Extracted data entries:

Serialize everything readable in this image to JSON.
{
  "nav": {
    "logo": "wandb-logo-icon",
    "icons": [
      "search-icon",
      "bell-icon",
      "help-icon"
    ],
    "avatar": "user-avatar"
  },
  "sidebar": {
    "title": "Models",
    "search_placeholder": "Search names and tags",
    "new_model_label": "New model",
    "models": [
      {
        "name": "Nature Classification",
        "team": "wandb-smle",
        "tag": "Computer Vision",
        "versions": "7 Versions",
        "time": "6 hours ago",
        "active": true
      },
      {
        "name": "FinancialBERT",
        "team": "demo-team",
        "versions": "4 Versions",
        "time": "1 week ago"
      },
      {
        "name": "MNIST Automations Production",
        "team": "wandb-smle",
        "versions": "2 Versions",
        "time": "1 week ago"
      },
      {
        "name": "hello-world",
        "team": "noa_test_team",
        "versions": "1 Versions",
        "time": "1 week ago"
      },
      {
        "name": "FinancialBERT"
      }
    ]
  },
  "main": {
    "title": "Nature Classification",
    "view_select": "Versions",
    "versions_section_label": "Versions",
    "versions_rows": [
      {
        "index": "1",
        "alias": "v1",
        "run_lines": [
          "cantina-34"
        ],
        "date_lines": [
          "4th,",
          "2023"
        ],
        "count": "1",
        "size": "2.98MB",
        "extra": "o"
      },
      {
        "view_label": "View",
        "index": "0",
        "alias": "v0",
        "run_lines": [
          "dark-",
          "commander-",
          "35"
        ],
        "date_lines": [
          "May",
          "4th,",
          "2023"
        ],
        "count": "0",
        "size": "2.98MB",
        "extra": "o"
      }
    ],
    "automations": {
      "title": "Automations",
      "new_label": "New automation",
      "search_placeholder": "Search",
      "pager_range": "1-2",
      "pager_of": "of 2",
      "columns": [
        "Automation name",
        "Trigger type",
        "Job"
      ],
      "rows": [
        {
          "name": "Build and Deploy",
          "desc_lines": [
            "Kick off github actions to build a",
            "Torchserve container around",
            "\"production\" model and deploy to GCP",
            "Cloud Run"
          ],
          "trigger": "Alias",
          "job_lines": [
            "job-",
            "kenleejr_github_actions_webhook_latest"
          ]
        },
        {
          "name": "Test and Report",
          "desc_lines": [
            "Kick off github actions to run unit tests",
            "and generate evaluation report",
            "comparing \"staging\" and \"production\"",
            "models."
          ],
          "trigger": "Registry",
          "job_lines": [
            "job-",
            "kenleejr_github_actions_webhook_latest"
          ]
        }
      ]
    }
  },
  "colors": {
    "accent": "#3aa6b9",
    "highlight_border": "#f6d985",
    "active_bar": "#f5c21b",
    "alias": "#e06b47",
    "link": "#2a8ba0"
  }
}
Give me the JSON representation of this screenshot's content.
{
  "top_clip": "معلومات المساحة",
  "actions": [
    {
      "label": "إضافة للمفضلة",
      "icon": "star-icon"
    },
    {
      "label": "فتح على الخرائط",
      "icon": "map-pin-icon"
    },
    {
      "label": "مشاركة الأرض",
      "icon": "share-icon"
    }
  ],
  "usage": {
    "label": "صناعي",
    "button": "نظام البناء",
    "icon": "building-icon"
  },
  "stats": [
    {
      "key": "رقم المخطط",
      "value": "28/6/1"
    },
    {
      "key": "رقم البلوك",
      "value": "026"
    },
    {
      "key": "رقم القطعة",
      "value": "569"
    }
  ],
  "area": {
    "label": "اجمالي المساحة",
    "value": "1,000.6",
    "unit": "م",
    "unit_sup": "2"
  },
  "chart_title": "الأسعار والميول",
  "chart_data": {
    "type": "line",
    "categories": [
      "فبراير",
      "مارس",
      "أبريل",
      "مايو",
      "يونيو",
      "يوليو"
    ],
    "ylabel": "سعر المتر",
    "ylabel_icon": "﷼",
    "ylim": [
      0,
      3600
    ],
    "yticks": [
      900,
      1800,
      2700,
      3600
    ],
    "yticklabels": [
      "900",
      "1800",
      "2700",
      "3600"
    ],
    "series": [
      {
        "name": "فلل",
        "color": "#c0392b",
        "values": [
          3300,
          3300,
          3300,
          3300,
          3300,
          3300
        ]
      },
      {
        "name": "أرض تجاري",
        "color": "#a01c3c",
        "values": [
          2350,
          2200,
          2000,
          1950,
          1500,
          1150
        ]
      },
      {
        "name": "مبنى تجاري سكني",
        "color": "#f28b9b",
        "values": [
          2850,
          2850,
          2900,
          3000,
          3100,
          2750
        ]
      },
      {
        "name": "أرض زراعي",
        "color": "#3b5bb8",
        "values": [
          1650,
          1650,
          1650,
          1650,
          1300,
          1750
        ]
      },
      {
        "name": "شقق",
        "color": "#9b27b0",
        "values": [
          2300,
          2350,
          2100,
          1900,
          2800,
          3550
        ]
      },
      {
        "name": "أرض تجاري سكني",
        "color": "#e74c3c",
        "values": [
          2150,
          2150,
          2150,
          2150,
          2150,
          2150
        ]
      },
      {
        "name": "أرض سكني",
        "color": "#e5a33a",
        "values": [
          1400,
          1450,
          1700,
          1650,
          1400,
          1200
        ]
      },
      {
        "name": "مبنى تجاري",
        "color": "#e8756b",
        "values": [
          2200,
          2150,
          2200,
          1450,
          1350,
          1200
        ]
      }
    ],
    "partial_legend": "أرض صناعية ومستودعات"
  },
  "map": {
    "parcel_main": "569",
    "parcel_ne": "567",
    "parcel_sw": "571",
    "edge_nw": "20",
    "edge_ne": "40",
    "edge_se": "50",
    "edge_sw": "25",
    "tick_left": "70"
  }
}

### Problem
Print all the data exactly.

### Answer space
Serialize everything readable in this image to JSON.
{
  "nav": {
    "logo": "wandb-logo-icon",
    "icons": [
      "search-icon",
      "bell-icon",
      "help-icon"
    ],
    "avatar": "user-avatar"
  },
  "sidebar": {
    "title": "Models",
    "search_placeholder": "Search names and tags",
    "new_model_label": "New model",
    "models": [
      {
        "name": "Nature Classification",
        "team": "wandb-smle",
        "tag": "Computer Vision",
        "versions": "7 Versions",
        "time": "6 hours ago",
        "active": true
      },
      {
        "name": "FinancialBERT",
        "team": "demo-team",
        "versions": "4 Versions",
        "time": "1 week ago"
      },
      {
        "name": "MNIST Automations Production",
        "team": "wandb-smle",
        "versions": "2 Versions",
        "time": "1 week ago"
      },
      {
        "name": "hello-world",
        "team": "noa_test_team",
        "versions": "1 Versions",
        "time": "1 week ago"
      },
      {
        "name": "FinancialBERT"
      }
    ]
  },
  "main": {
    "title": "Nature Classification",
    "view_select": "Versions",
    "versions_section_label": "Versions",
    "versions_rows": [
      {
        "index": "1",
        "alias": "v1",
        "run_lines": [
          "cantina-34"
        ],
        "date_lines": [
          "4th,",
          "2023"
        ],
        "count": "1",
        "size": "2.98MB",
        "extra": "o"
      },
      {
        "view_label": "View",
        "index": "0",
        "alias": "v0",
        "run_lines": [
          "dark-",
          "commander-",
          "35"
        ],
        "date_lines": [
          "May",
          "4th,",
          "2023"
        ],
        "count": "0",
        "size": "2.98MB",
        "extra": "o"
      }
    ],
    "automations": {
      "title": "Automations",
      "new_label": "New automation",
      "search_placeholder": "Search",
      "pager_range": "1-2",
      "pager_of": "of 2",
      "columns": [
        "Automation name",
        "Trigger type",
        "Job"
      ],
      "rows": [
        {
          "name": "Build and Deploy",
          "desc_lines": [
            "Kick off github actions to build a",
            "Torchserve container around",
            "\"production\" model and deploy to GCP",
            "Cloud Run"
          ],
          "trigger": "Alias",
          "job_lines": [
            "job-",
            "kenleejr_github_actions_webhook_latest"
          ]
        },
        {
          "name": "Test and Report",
          "desc_lines": [
            "Kick off github actions to run unit tests",
            "and generate evaluation report",
            "comparing \"staging\" and \"production\"",
            "models."
          ],
          "trigger": "Registry",
          "job_lines": [
            "job-",
            "kenleejr_github_actions_webhook_latest"
          ]
        }
      ]
    }
  },
  "colors": {
    "accent": "#3aa6b9",
    "highlight_border": "#f6d985",
    "active_bar": "#f5c21b",
    "alias": "#e06b47",
    "link": "#2a8ba0"
  }
}
Give me the JSON representation of this screenshot's content.
{
  "top_clip": "معلومات المساحة",
  "actions": [
    {
      "label": "إضافة للمفضلة",
      "icon": "star-icon"
    },
    {
      "label": "فتح على الخرائط",
      "icon": "map-pin-icon"
    },
    {
      "label": "مشاركة الأرض",
      "icon": "share-icon"
    }
  ],
  "usage": {
    "label": "صناعي",
    "button": "نظام البناء",
    "icon": "building-icon"
  },
  "stats": [
    {
      "key": "رقم المخطط",
      "value": "28/6/1"
    },
    {
      "key": "رقم البلوك",
      "value": "026"
    },
    {
      "key": "رقم القطعة",
      "value": "569"
    }
  ],
  "area": {
    "label": "اجمالي المساحة",
    "value": "1,000.6",
    "unit": "م",
    "unit_sup": "2"
  },
  "chart_title": "الأسعار والميول",
  "chart_data": {
    "type": "line",
    "categories": [
      "فبراير",
      "مارس",
      "أبريل",
      "مايو",
      "يونيو",
      "يوليو"
    ],
    "ylabel": "سعر المتر",
    "ylabel_icon": "﷼",
    "ylim": [
      0,
      3600
    ],
    "yticks": [
      900,
      1800,
      2700,
      3600
    ],
    "yticklabels": [
      "900",
      "1800",
      "2700",
      "3600"
    ],
    "series": [
      {
        "name": "فلل",
        "color": "#c0392b",
        "values": [
          3300,
          3300,
          3300,
          3300,
          3300,
          3300
        ]
      },
      {
        "name": "أرض تجاري",
        "color": "#a01c3c",
        "values": [
          2350,
          2200,
          2000,
          1950,
          1500,
          1150
        ]
      },
      {
        "name": "مبنى تجاري سكني",
        "color": "#f28b9b",
        "values": [
          2850,
          2850,
          2900,
          3000,
          3100,
          2750
        ]
      },
      {
        "name": "أرض زراعي",
        "color": "#3b5bb8",
        "values": [
          1650,
          1650,
          1650,
          1650,
          1300,
          1750
        ]
      },
      {
        "name": "شقق",
        "color": "#9b27b0",
        "values": [
          2300,
          2350,
          2100,
          1900,
          2800,
          3550
        ]
      },
      {
        "name": "أرض تجاري سكني",
        "color": "#e74c3c",
        "values": [
          2150,
          2150,
          2150,
          2150,
          2150,
          2150
        ]
      },
      {
        "name": "أرض سكني",
        "color": "#e5a33a",
        "values": [
          1400,
          1450,
          1700,
          1650,
          1400,
          1200
        ]
      },
      {
        "name": "مبنى تجاري",
        "color": "#e8756b",
        "values": [
          2200,
          2150,
          2200,
          1450,
          1350,
          1200
        ]
      }
    ],
    "partial_legend": "أرض صناعية ومستودعات"
  },
  "map": {
    "parcel_main": "569",
    "parcel_ne": "567",
    "parcel_sw": "571",
    "edge_nw": "20",
    "edge_ne": "40",
    "edge_se": "50",
    "edge_sw": "25",
    "tick_left": "70"
  }
}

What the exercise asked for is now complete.